Best known for her pioneering films that offer daring depictions of lesbian life and sexuality, Barbara Hammer (1939–2019) created a striking body of work—including photographs, collages, sculptures, and installations—in her more than 50-year career as an artist. Organized by the Wex, Barbara Hammer: In This Body captures the full scope of her rich, interdisciplinary practice with a specific focus on the artist’s works dealing with illness, aging, and mortality. The exhibition explores Hammer’s sustained interest in the female body (and her unflinchingly honest documentation of her own) while foregrounding the tactile nature of her art and her intrepid spirit of experimentation.
The centerpiece of the new exhibition is Evidentiary Bodies, an immersive, three-channel video installation that draws imagery from previous works to poignantly synthesize the artist’s life in film and her life with cancer. The project was supported by a multiyear Wexner Center Artist Residency Award. Cellist and architect N. Scott Johnson, who collaborated with Hammer on the work’s score, accompanies the piece live at the May 31 Summer Exhibitions Preview.
Filled with experiential and interactive media, including X-rays, clinical breast models, and large-scale photographic scrolls, the exhibition as a whole foregrounds the physical relationships inscribed in Hammer’s work—both her process of art-making and the participatory nature of viewing—and creates a space where the body can be considered both individually and collectively.

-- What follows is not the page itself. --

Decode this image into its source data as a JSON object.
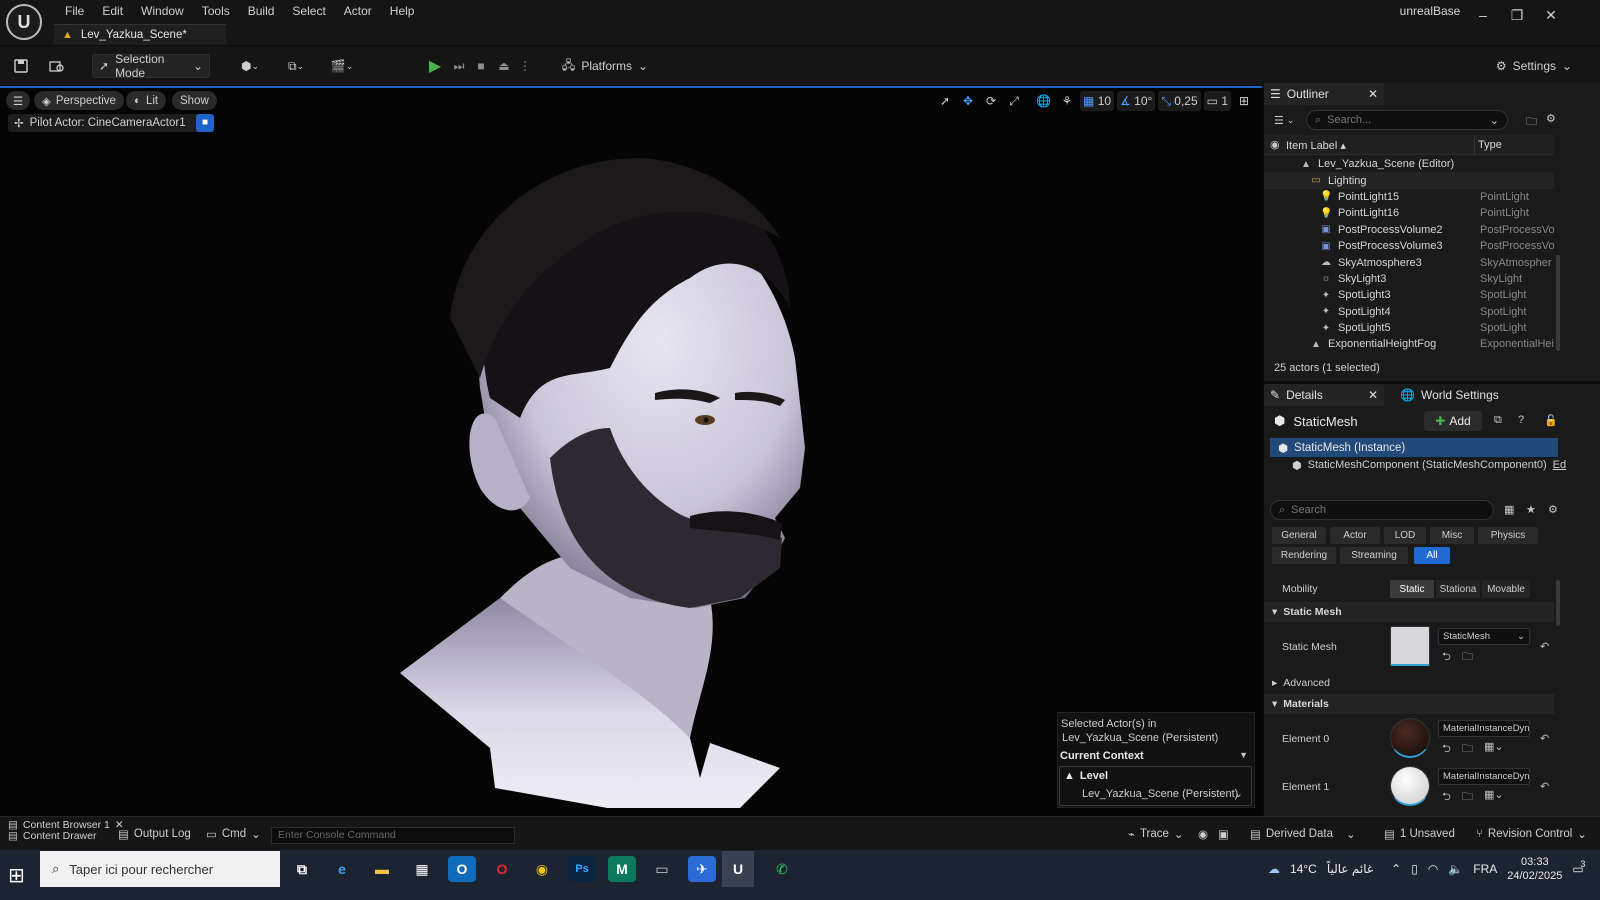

The culmination of a decades-long relationship between the artist and the Wex, which includes the completion of several films with the support of the center’s Film/Video Studio, Barbara Hammer: In This Body is presented alongside a series of complementary talks and screenings (see below). The programs will continue later in 2019 with the screening of collaborative projects featuring four noted filmmakers—Lynne Sachs, Deborah Stratman, Mark Street, and Dan Veltri—with a related symposium to follow in fall.

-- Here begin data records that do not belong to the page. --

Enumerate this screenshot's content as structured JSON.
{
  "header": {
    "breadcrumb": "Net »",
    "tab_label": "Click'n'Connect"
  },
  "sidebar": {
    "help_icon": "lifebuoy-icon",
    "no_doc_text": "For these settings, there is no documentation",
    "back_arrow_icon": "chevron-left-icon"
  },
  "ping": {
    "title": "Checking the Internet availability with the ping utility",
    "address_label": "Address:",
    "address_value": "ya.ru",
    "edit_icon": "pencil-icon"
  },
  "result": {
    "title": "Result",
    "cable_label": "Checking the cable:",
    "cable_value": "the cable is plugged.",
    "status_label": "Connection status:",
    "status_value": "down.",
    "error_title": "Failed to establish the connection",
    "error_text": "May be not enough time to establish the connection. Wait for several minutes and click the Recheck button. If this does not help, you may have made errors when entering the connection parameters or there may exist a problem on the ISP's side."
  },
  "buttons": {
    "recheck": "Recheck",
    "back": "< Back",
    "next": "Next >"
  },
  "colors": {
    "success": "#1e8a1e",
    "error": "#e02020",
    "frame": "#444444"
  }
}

"It has been my life’s work to break taboos and make the invisible visible…I want to show illness in a new way that doesn’t hide it."